If you get corrupted tables or if mysqld always fails after some update commands, you can test whether this bug is reproducible by doing the following:
Take down the MySQL daemon (with mysqladmin shutdown).
Make a backup of the tables (to guard against the very unlikely case that the repair does something bad).
Make a second backup of the tables.
Remove (or move away) any old log files from the MySQL data directory if you need more space.
Start mysqld with the binary log enabled. If you want to find a query that crashes mysqld, you should start the server with both the general query log enabled as well. See Section 5.2.2, “The General Query Log”, and Section 5.2.3, “The Binary Log”.
When you have gotten a crashed table, stop the
Restore the backup.
Restart the mysqld server without the binary log enabled.
Re-execute the commands with mysqlbinlog
binary-log-file | mysql. The binary log is saved
in the MySQL database directory with the name
If the tables are corrupted again or you can get mysqld to die with the above command, you have found reproducible bug that should be easy to fix! FTP the tables and the binary log to our bugs database using the instructions given in Section 1.7, “How to Report Bugs or Problems”. If you are a support customer, you can use the MySQL Customer Support Center https://support.mysql.com/ to alert the MySQL team about the problem and have it fixed as soon as possible.
You can also use the script mysql_find_rows to just execute some of the update statements if you want to narrow down the problem.

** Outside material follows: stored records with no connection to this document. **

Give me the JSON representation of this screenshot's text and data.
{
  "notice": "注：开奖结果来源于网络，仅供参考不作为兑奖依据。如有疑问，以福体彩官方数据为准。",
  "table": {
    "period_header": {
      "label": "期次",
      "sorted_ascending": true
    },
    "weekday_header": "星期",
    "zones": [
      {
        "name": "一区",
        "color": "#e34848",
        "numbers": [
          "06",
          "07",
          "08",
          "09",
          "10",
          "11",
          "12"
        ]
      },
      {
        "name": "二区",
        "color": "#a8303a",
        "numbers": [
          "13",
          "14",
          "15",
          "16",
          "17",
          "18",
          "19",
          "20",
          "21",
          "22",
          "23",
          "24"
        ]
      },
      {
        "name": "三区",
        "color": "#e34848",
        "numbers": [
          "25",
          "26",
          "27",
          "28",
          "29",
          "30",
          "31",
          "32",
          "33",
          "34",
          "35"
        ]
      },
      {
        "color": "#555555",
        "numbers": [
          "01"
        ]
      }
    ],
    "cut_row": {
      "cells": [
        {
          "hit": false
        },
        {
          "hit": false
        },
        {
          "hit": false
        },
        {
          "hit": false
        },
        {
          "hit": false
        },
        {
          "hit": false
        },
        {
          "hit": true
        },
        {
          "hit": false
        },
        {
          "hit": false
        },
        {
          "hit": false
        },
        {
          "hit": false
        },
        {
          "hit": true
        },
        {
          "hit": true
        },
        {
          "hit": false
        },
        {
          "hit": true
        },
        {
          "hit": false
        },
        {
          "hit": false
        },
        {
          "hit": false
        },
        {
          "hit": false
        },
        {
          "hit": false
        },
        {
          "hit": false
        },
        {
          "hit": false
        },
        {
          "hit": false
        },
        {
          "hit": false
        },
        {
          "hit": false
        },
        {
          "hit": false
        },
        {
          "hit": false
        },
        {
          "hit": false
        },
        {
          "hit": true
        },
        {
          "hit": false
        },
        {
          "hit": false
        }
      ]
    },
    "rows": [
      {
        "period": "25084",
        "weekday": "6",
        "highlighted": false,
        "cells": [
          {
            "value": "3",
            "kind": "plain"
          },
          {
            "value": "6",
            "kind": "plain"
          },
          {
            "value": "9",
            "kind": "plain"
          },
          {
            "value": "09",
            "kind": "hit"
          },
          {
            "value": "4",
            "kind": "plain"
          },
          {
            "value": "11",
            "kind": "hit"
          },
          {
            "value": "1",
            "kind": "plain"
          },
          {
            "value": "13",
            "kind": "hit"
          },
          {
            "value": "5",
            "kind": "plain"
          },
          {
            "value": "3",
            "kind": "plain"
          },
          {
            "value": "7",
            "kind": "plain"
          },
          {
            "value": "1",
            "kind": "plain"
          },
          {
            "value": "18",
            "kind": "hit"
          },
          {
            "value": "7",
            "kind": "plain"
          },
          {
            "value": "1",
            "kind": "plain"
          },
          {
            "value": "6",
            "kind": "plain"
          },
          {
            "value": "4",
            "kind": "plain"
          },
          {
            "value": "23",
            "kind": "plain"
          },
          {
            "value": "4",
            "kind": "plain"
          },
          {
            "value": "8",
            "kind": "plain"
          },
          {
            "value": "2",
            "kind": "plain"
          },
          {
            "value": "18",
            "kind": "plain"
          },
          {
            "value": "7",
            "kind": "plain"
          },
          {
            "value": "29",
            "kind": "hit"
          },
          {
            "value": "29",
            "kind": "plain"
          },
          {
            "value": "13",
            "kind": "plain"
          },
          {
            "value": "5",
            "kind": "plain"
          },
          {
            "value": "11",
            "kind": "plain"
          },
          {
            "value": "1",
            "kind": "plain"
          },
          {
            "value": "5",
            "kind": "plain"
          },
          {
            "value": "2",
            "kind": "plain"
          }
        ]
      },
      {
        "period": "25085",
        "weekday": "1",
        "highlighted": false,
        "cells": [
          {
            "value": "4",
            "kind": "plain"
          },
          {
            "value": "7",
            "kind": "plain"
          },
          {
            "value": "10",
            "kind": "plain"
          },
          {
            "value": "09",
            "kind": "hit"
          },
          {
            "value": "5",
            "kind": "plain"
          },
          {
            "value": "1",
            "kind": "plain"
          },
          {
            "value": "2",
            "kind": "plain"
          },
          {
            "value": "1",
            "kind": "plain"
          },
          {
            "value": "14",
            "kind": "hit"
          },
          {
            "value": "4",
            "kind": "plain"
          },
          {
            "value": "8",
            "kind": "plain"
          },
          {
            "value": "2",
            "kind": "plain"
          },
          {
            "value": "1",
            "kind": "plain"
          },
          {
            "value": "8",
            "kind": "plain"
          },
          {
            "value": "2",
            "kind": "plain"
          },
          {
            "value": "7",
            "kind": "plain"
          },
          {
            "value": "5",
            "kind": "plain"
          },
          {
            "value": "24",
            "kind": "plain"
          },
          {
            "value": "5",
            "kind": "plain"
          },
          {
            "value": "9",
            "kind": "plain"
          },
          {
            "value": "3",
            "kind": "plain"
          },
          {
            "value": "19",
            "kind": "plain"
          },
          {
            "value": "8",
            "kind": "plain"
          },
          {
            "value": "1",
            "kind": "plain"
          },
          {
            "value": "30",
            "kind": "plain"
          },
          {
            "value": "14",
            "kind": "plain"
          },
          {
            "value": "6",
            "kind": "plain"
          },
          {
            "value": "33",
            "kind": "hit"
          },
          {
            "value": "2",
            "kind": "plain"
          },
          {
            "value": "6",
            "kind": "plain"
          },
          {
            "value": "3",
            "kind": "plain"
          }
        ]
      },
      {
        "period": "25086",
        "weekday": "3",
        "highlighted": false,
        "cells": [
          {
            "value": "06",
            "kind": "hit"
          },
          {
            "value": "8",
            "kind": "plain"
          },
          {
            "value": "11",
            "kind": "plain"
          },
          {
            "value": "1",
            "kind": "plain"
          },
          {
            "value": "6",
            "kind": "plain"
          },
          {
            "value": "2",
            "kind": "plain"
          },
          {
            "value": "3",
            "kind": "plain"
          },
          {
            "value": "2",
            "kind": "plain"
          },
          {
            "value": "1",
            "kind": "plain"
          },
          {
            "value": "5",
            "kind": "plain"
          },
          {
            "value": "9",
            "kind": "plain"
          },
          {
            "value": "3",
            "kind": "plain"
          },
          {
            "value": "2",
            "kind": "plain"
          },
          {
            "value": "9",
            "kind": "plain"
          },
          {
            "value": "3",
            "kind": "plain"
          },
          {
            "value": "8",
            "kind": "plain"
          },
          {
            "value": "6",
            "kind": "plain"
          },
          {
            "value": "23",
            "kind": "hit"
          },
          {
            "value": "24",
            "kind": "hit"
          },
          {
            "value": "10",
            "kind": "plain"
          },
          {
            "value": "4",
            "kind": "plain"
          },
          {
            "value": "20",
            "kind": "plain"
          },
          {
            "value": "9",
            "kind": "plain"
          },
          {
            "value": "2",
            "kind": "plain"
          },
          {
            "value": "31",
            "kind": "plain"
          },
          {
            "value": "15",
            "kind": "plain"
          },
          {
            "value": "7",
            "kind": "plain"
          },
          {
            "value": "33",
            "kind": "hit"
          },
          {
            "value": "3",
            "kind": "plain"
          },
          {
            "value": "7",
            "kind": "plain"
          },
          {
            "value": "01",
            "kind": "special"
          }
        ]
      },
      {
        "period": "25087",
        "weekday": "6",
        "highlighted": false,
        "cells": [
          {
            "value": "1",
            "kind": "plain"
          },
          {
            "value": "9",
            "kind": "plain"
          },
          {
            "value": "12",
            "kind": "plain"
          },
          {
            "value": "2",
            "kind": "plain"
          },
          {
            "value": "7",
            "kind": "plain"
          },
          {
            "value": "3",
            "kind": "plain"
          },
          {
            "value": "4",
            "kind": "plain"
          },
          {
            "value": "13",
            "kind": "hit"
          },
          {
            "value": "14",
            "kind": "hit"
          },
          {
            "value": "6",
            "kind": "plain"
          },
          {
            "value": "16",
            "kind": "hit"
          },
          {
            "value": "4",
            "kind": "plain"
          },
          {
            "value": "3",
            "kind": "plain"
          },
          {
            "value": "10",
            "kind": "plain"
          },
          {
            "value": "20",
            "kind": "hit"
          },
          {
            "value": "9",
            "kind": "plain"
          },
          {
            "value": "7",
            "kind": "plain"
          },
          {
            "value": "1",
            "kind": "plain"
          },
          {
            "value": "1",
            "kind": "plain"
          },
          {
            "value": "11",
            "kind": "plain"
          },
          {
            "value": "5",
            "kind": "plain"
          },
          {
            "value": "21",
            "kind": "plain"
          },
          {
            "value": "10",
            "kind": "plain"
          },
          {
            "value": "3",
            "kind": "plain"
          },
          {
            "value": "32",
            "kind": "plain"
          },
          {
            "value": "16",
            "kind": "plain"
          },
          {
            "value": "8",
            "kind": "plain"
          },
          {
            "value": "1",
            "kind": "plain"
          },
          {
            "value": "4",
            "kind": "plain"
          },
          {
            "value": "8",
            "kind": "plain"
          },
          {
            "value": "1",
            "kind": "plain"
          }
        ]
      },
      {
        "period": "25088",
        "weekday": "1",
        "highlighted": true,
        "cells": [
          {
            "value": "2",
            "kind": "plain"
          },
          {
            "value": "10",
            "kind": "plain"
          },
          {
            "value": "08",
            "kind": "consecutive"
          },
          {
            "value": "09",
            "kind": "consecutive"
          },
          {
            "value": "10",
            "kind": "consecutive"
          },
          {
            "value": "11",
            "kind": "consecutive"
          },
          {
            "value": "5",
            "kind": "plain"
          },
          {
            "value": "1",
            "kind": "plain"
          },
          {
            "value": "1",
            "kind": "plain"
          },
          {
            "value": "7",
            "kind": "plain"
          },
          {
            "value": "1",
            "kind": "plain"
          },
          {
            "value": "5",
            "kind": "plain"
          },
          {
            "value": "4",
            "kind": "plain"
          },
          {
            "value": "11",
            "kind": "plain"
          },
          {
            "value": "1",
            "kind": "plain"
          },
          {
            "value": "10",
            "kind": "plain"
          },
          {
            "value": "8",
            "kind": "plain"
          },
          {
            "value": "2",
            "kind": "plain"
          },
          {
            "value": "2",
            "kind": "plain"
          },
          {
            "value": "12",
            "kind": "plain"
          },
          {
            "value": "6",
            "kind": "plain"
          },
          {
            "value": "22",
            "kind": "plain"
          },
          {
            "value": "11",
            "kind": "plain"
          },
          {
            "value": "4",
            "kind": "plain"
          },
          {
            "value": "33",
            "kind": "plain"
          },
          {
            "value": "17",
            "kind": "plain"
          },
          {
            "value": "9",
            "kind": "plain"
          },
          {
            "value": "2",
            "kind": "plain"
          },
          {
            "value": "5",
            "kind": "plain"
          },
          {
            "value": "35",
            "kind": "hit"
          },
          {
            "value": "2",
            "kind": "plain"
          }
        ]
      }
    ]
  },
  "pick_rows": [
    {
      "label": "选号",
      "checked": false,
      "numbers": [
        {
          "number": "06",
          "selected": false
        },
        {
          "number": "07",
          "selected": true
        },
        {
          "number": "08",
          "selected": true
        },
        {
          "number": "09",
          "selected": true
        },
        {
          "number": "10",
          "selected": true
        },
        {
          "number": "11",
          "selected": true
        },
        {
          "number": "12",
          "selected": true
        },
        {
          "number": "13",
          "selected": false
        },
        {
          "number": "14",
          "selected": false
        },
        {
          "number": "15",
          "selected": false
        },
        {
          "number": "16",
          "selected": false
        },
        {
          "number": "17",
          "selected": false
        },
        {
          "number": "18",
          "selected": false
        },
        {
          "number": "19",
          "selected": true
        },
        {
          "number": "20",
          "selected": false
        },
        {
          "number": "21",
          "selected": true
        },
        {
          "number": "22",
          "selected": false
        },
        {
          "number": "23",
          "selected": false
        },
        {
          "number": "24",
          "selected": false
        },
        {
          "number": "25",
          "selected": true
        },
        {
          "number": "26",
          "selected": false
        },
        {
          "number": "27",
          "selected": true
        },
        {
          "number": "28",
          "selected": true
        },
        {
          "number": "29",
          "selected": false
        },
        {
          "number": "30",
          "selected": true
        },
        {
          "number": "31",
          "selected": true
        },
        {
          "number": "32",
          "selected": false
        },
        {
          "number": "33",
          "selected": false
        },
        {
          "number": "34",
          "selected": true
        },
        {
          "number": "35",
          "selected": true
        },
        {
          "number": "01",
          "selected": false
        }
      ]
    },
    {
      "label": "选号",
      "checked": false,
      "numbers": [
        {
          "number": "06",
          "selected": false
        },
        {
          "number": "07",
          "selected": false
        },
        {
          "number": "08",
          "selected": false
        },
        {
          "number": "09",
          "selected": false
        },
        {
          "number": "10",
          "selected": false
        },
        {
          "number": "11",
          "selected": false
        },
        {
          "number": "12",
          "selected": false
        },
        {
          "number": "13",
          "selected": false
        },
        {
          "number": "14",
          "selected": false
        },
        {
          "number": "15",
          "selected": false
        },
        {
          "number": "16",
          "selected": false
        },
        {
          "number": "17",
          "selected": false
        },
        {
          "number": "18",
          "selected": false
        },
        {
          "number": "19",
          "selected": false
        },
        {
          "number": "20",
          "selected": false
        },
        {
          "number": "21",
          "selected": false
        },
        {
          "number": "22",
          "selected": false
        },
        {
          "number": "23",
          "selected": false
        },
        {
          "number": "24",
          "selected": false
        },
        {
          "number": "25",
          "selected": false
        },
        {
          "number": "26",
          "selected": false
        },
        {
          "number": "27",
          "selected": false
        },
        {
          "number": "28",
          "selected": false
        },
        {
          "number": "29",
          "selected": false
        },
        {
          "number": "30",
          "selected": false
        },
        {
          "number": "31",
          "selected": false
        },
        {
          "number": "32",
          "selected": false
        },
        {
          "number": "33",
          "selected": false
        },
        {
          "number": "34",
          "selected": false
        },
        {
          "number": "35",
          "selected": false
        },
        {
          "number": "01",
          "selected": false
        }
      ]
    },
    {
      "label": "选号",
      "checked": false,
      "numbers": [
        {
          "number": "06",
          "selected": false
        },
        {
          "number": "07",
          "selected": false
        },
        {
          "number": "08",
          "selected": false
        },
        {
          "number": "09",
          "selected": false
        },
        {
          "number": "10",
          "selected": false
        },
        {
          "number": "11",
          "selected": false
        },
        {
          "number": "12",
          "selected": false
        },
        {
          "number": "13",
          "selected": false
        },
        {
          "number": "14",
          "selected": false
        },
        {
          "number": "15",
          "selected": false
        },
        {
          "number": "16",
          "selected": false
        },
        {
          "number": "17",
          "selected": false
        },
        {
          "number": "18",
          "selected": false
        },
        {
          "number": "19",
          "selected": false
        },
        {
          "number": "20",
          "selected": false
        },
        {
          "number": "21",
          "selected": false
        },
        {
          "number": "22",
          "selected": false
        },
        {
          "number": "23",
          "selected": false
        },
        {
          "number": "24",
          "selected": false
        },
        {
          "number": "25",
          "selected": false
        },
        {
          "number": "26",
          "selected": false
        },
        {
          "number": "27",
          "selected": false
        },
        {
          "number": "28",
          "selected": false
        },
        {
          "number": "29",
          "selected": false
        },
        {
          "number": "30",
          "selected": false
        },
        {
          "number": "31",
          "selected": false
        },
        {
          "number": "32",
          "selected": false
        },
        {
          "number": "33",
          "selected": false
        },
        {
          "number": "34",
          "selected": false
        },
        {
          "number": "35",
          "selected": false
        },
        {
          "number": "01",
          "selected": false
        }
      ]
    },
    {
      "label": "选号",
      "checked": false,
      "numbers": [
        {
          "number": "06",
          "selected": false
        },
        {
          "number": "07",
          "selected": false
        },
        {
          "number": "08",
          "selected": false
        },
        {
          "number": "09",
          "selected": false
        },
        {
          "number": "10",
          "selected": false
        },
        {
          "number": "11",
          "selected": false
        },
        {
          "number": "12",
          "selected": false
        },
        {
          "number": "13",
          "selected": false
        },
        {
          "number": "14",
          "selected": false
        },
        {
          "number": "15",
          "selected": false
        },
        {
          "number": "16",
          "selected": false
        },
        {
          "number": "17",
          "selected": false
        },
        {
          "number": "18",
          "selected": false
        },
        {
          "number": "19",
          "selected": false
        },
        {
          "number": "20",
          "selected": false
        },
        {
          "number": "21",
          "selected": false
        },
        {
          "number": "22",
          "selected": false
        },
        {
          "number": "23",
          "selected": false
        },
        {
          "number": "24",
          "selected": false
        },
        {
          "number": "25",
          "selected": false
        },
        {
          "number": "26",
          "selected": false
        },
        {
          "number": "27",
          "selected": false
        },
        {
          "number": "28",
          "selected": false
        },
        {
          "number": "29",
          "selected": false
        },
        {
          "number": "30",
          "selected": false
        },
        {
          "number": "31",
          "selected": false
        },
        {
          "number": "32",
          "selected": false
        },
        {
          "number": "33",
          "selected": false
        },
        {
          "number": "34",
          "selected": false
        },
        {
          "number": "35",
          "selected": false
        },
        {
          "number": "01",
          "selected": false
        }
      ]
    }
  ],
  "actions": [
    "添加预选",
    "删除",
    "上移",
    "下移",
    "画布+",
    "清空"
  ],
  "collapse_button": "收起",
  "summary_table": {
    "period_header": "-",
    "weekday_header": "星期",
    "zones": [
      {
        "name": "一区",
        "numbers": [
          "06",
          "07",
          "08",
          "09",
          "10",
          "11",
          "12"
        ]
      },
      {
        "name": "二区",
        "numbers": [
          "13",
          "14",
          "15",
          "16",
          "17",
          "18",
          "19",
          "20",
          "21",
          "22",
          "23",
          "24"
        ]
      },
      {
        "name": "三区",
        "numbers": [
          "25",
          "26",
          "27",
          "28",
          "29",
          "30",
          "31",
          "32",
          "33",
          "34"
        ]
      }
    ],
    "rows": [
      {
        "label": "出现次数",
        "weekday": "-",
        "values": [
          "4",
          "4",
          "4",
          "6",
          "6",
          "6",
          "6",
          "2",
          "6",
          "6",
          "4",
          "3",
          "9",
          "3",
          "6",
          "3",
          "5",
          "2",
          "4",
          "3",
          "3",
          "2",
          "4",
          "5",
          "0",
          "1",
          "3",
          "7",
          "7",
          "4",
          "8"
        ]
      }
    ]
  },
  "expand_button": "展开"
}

The preceding discussion applies only to RHEL4. The patch is unnecessary for RHEL5.